Jonada Shukarasi, one of the developers said: “Violence against women is a huge issue in Albania and it also affects us as teenage girls because we see the early stages of this even in our peers, in our friends.”
The developers, known collectively as “D3c0ders” and including Arla Hoxha, Dea Rrozhana and Shukarasi, first learned how to code via a programme run by the US Embassy in Tirana. The competition that they entered required entrants to create an app that tackled social issues, leading the girls to focus on gender-based violence.
They consulted psychologists, a deputy interior minister and experts on domestic violence and women’s rights.
“Find your Voice” has become not only our motto, but the message we want to convey to all Albanian women,” said Rrozhani.
“GjejZâ helps women fight gender-based violence in three easy steps by identifying the problem, empowering the user and enabling them to take action,” she said.
The app works by asking users a number of questions which will then help them understand if they are victims of domestic violence. The app also provides testimonies of women who have escaped abuse as well as encouraging users to report violence against them.
It will then connect them with state officials in every town who can help them obtain protection orders and welfare as well as shelters and employment opportunities.

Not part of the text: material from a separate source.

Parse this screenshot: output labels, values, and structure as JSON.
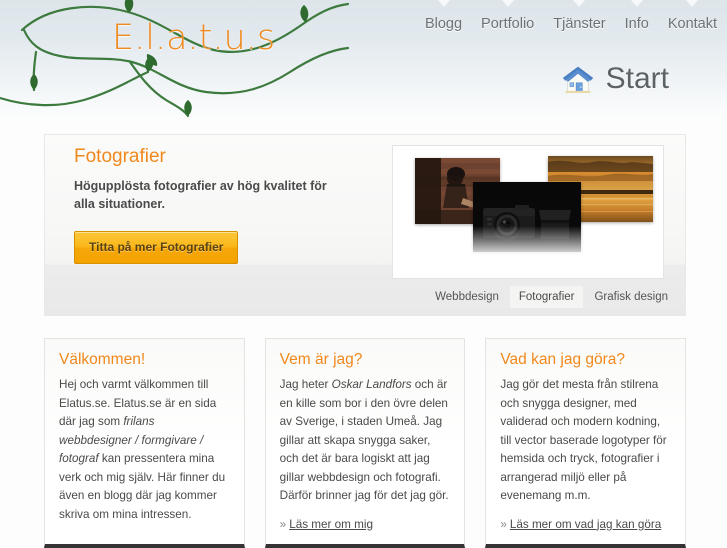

In order for the app to work to its full potential, the government and state authorities, including police, really need to improve their responses.
Over the last eight years, some 106 women and girls have been killed by a family member or intimate partner and in 2018 alone, over 4000 court protection orders were handed to women due to fear of violence. The European average for incidence of domestic violence is around 33%, yet in Albania it is 53%.
Various studies have shown that over half of Albanian women will suffer physical, sexual, psychological, economic, or emotional violence during their lifetimes. Even more concerningly, 22% of women between 16 and 19 years old have already experienced intimate partner violence. Most concerningly, 97% of victims do not report it to the police.
The government offers little in the way of support services. Women find it hard to file reports with the police or to obtain justice if they do, and there are almost no free facilities offering essential treatment such as housing, counselling, and psychological assistance. The current rate of social welfare, totally around EUR 70 per month is not enough for a woman and any children to survive on, meaning they often have little choice but to remain in abusive situations.
Failure to prevent violence and situations that can endanger someone’s life is a breach of Article 2 of the European Convention on Human Rights. It states that “everyone’s right to life shall be protected by law” and that the state has the obligation to “protect the right to life” and to carry out effective investigations into alleged breaches.
The ECHR also says that “the State has an obligation to take preventative operational measures to protect one or more individuals identifiable in advance as a potential target of a lethal act in contexts such as: domestic violence.”